Pictou County Chamber of Commerce executive director Jack Kyte said in light of the province’s decision, the chamber has reached out to the municipal units in hopes of keeping them talking about better governance.
“It’s very frustrating to the chamber membership,” he said. “It felt it was important to have a united community here. If you look at the situation in Queen’s County, the tax rate has dropped in Liverpool. There are real savings in consolidating municipalities.”
Kyte said he understands why Furey made his decision, but the governance study was an opportunity for change that is needed in this county.
He said in light of a recent announcement by Michelin, and the release of the Ivany report that calls for bold changes by local leaders, municipalities should be embracing this study and the good that could come from it.
Kyte said leaders need to look at the county from beyond its own boards and decide if they want to create an image that will attract business and allow others to see Pictou County as a great place to work.
“When a minister says a study is a waste of time and money, that is not good,” he said. “We had an opportunity to change the way we do things and our behaviour.”
He said he isn’t sure if the study can be “salvaged” at this point, but the chamber is willing to try.
“The chamber very much wants something to be done,” he said. “Governance study would have given us ideas on how to move forward, but we can’t even do that.”
Pictou County’s three MLAs say it is time the Liberal government gave local municipal leaders some direction on how to proceed to the next step.
“The biggest concern is that there is no study and no plan in place,” said Pictou West MLA Karla MacFarlane. “Pictou County resident can’t move forward and there is nothing from the Liberal government on how to move forward. Families can’t afford to do nothing.”
Pictou East MLA Tim Houston said the Tory government has stated in the past that this province is over-governed, but each area of Nova Scotia must be looked at for its differences. He said a governance study would be the first step in pointing out the county’s strengths and weaknesses, but instead the minister has thrown up his hands and has told the municipal units to come up with their own solutions.
“The job of the government is to listen to the communities and to understand their concerns,” he said. “It needs to try to find direction and provide leadership. It is a lack of leadership to walk away and say that you are on your own.”
Pictou Centre MLA Pat Dunn said he would like to see the provincial government soon approach the six municipal units in the county with its own plan that will help them get back on track to good governance.
“The first step is for the Liberal government to step forward, go back to the table and forge ahead,” he said.
All three MLAs said they would continue to press the Liberal government as to what its next step will be on the issue and where the municipal units should go from here.

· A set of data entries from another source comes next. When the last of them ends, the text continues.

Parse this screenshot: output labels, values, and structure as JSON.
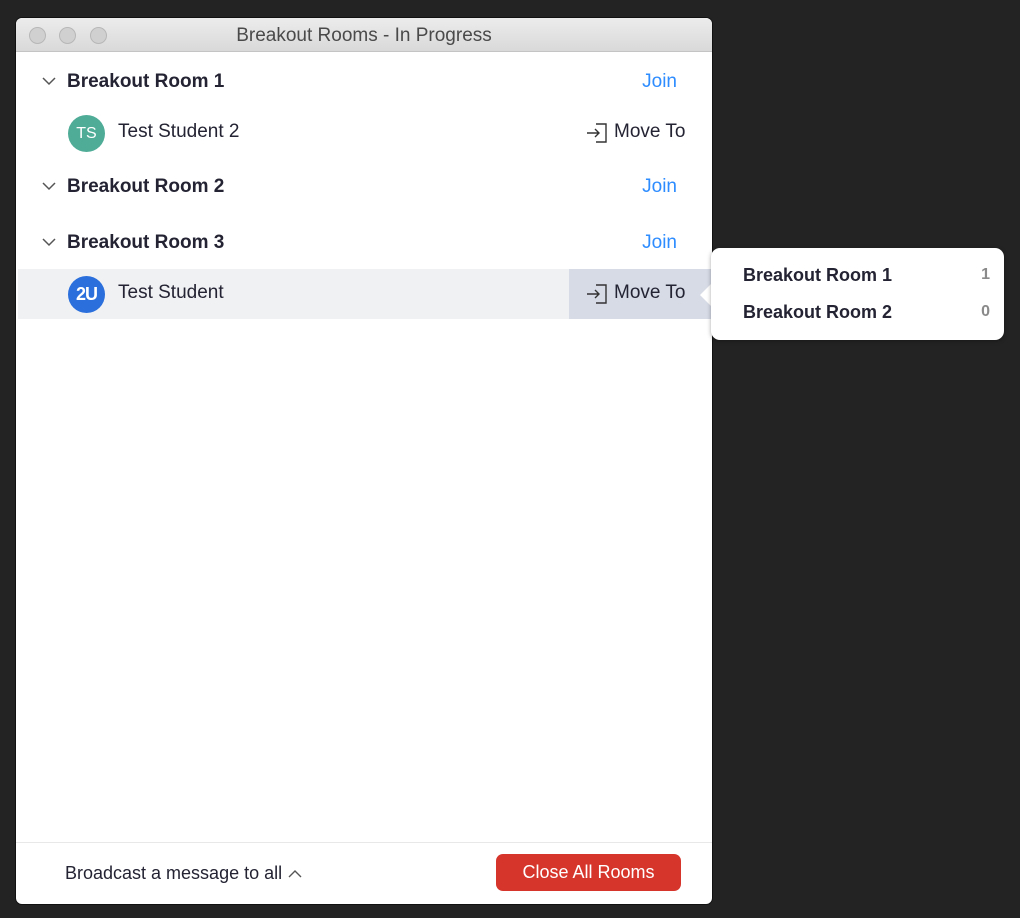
{
  "window": {
    "title": "Breakout Rooms - In Progress"
  },
  "rooms": [
    {
      "name": "Breakout Room 1",
      "join_label": "Join",
      "participants": [
        {
          "initials": "TS",
          "name": "Test Student 2",
          "move_label": "Move To",
          "avatar_color": "#4fac97"
        }
      ]
    },
    {
      "name": "Breakout Room 2",
      "join_label": "Join",
      "participants": []
    },
    {
      "name": "Breakout Room 3",
      "join_label": "Join",
      "participants": [
        {
          "initials": "2U",
          "name": "Test Student",
          "move_label": "Move To",
          "avatar_color": "#2a6fdc"
        }
      ]
    }
  ],
  "move_menu": [
    {
      "name": "Breakout Room 1",
      "count": "1"
    },
    {
      "name": "Breakout Room 2",
      "count": "0"
    }
  ],
  "footer": {
    "broadcast_label": "Broadcast a message to all",
    "close_label": "Close All Rooms"
  },
  "colors": {
    "accent": "#2d8cff",
    "danger": "#d6352c"
  }
}
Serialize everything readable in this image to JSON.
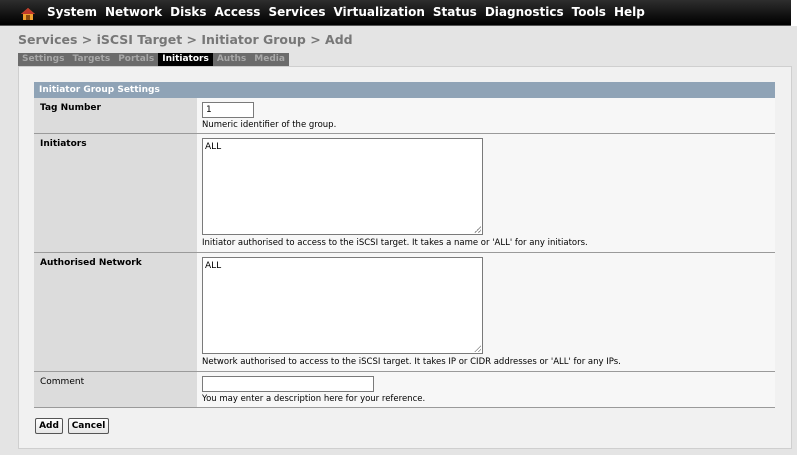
{
  "topnav": {
    "items": [
      "System",
      "Network",
      "Disks",
      "Access",
      "Services",
      "Virtualization",
      "Status",
      "Diagnostics",
      "Tools",
      "Help"
    ]
  },
  "breadcrumb": "Services > iSCSI Target > Initiator Group > Add",
  "tabs": [
    "Settings",
    "Targets",
    "Portals",
    "Initiators",
    "Auths",
    "Media"
  ],
  "active_tab": "Initiators",
  "section_title": "Initiator Group Settings",
  "fields": {
    "tag_number": {
      "label": "Tag Number",
      "value": "1",
      "help": "Numeric identifier of the group."
    },
    "initiators": {
      "label": "Initiators",
      "value": "ALL",
      "help": "Initiator authorised to access to the iSCSI target. It takes a name or 'ALL' for any initiators."
    },
    "authorised_network": {
      "label": "Authorised Network",
      "value": "ALL",
      "help": "Network authorised to access to the iSCSI target. It takes IP or CIDR addresses or 'ALL' for any IPs."
    },
    "comment": {
      "label": "Comment",
      "value": "",
      "help": "You may enter a description here for your reference."
    }
  },
  "buttons": {
    "add": "Add",
    "cancel": "Cancel"
  },
  "colors": {
    "nav_bg": "#000000",
    "section_header": "#8fa3b6",
    "active_tab_bg": "#000000"
  },
  "icons": {
    "home": "home-icon"
  }
}
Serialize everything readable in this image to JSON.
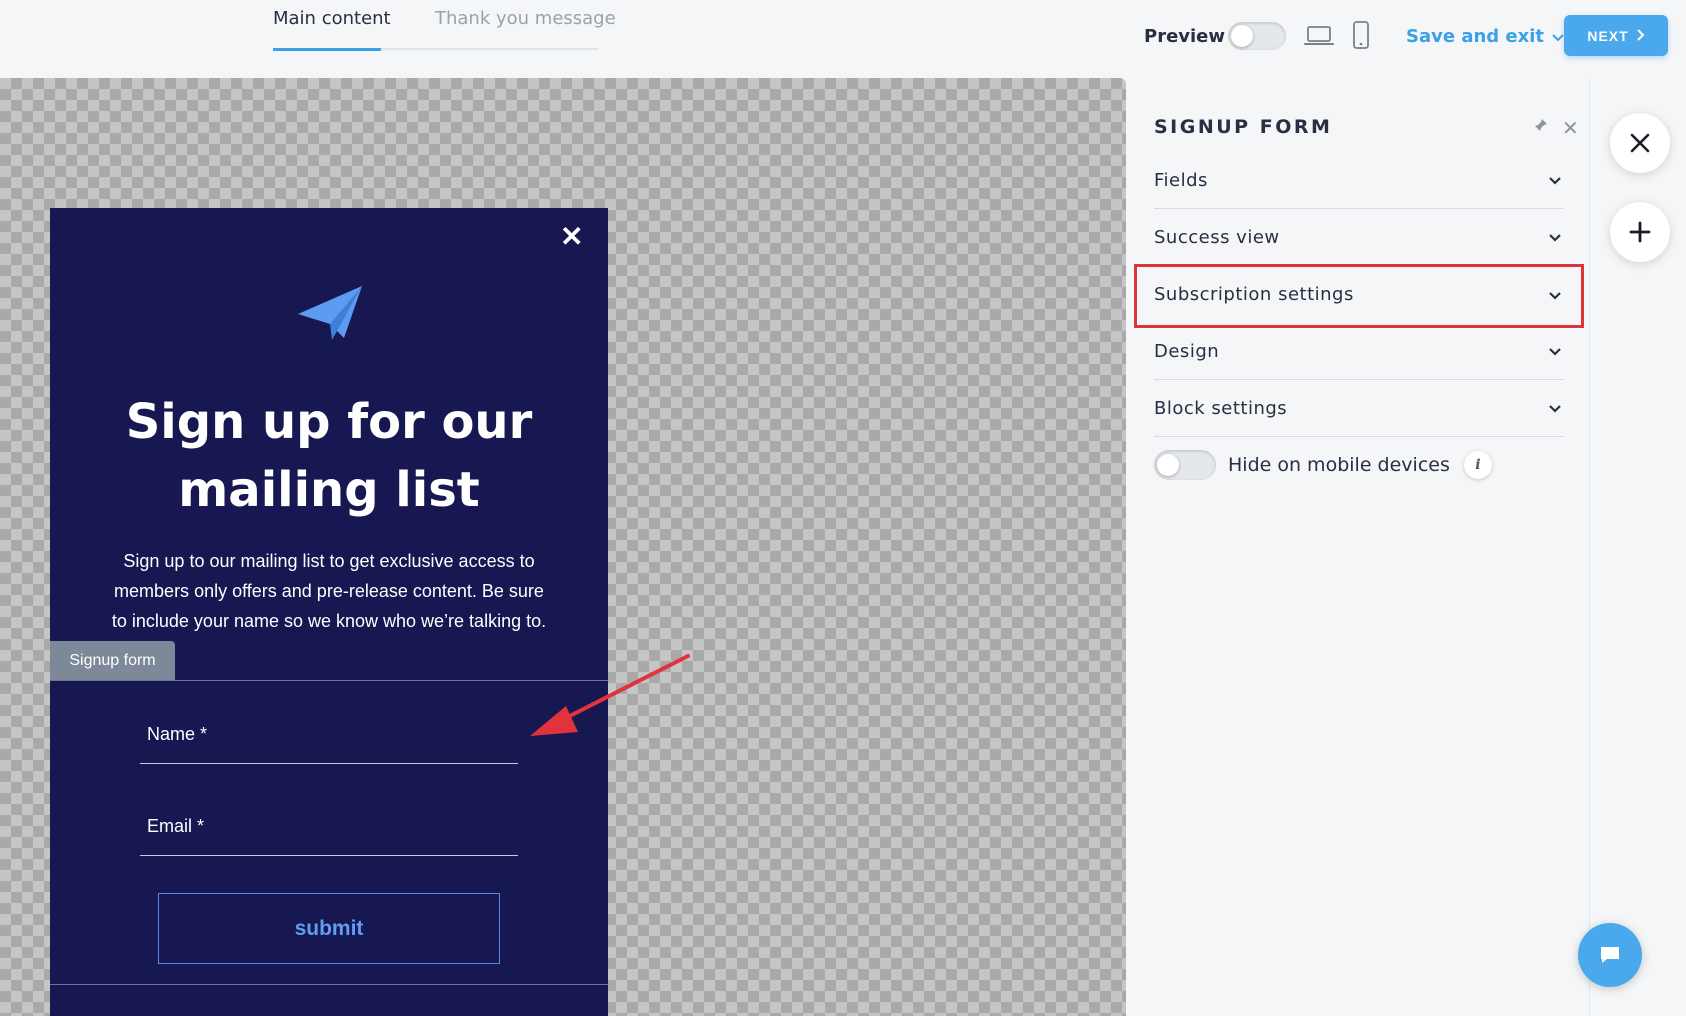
{
  "header": {
    "tabs": [
      {
        "label": "Main content",
        "active": true
      },
      {
        "label": "Thank you message",
        "active": false
      }
    ],
    "preview_label": "Preview",
    "save_exit_label": "Save and exit",
    "next_label": "NEXT"
  },
  "form": {
    "title": "Sign up for our mailing list",
    "description": "Sign up to our mailing list to get exclusive access to members only offers and pre-release content. Be sure to include your name so we know who we’re talking to.",
    "block_tag": "Signup form",
    "fields": [
      {
        "label": "Name *"
      },
      {
        "label": "Email *"
      }
    ],
    "submit_label": "submit"
  },
  "panel": {
    "title": "SIGNUP FORM",
    "sections": [
      {
        "label": "Fields"
      },
      {
        "label": "Success view"
      },
      {
        "label": "Subscription settings",
        "highlighted": true
      },
      {
        "label": "Design"
      },
      {
        "label": "Block settings"
      }
    ],
    "hide_mobile_label": "Hide on mobile devices"
  },
  "colors": {
    "accent": "#3aa0e8",
    "form_bg": "#171752",
    "highlight": "#e0343c"
  },
  "icons": [
    "laptop-icon",
    "phone-icon",
    "paper-plane-icon",
    "pin-icon",
    "close-icon",
    "plus-icon",
    "chat-icon"
  ]
}
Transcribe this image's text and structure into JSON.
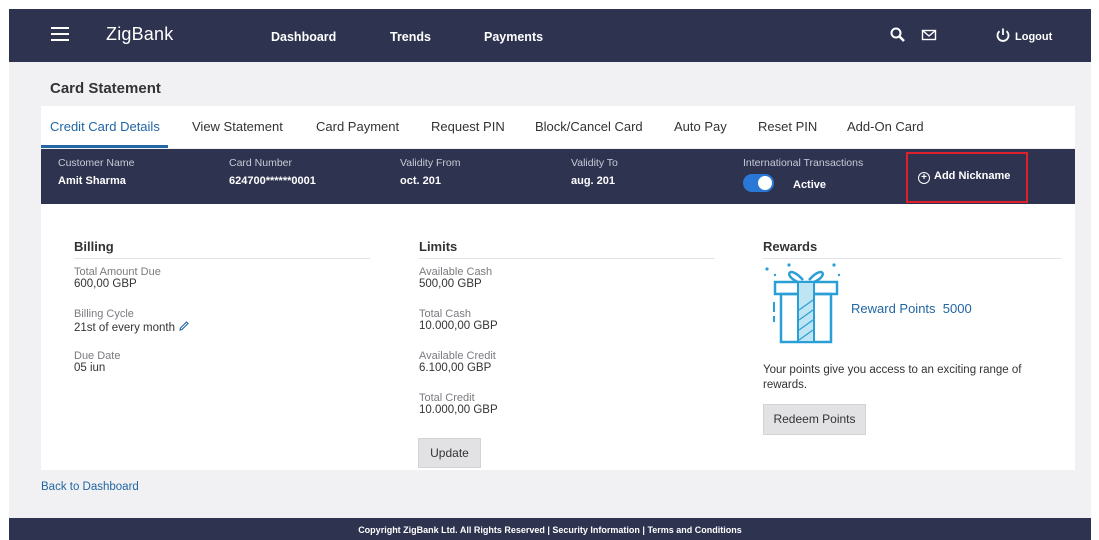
{
  "header": {
    "brand": "ZigBank",
    "nav": [
      "Dashboard",
      "Trends",
      "Payments"
    ],
    "logout": "Logout"
  },
  "page": {
    "title": "Card Statement"
  },
  "tabs": [
    "Credit Card Details",
    "View Statement",
    "Card Payment",
    "Request PIN",
    "Block/Cancel Card",
    "Auto Pay",
    "Reset PIN",
    "Add-On Card"
  ],
  "card_info": {
    "customer_name_label": "Customer Name",
    "customer_name": "Amit Sharma",
    "card_number_label": "Card Number",
    "card_number": "624700******0001",
    "validity_from_label": "Validity From",
    "validity_from": "oct. 201",
    "validity_to_label": "Validity To",
    "validity_to": "aug. 201",
    "intl_label": "International Transactions",
    "intl_status": "Active",
    "add_nickname": "Add Nickname"
  },
  "billing": {
    "title": "Billing",
    "total_due_label": "Total Amount Due",
    "total_due": "600,00 GBP",
    "cycle_label": "Billing Cycle",
    "cycle": "21st of every month",
    "due_date_label": "Due Date",
    "due_date": "05 iun"
  },
  "limits": {
    "title": "Limits",
    "avail_cash_label": "Available Cash",
    "avail_cash": "500,00 GBP",
    "total_cash_label": "Total Cash",
    "total_cash": "10.000,00 GBP",
    "avail_credit_label": "Available Credit",
    "avail_credit": "6.100,00 GBP",
    "total_credit_label": "Total Credit",
    "total_credit": "10.000,00 GBP",
    "update_button": "Update"
  },
  "rewards": {
    "title": "Rewards",
    "points_label": "Reward Points",
    "points": "5000",
    "description": "Your points give you access to an exciting range of rewards.",
    "redeem_button": "Redeem Points"
  },
  "back_link": "Back to Dashboard",
  "footer": {
    "copyright": "Copyright ZigBank Ltd. All Rights Reserved",
    "security": "Security Information",
    "terms": "Terms and Conditions"
  },
  "colors": {
    "navbar": "#2e3350",
    "accent": "#2266a3",
    "highlight": "#e0202a",
    "toggle": "#2a78d6"
  }
}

MacFarlane said it is also time to take the issue to the people and ask them what they want to see from their government leaders.
“Maybe it’s time to focus on the constituents and a meeting so they can voice their concerns,” she said. “At least they will feel they are part of it and what the result might be.”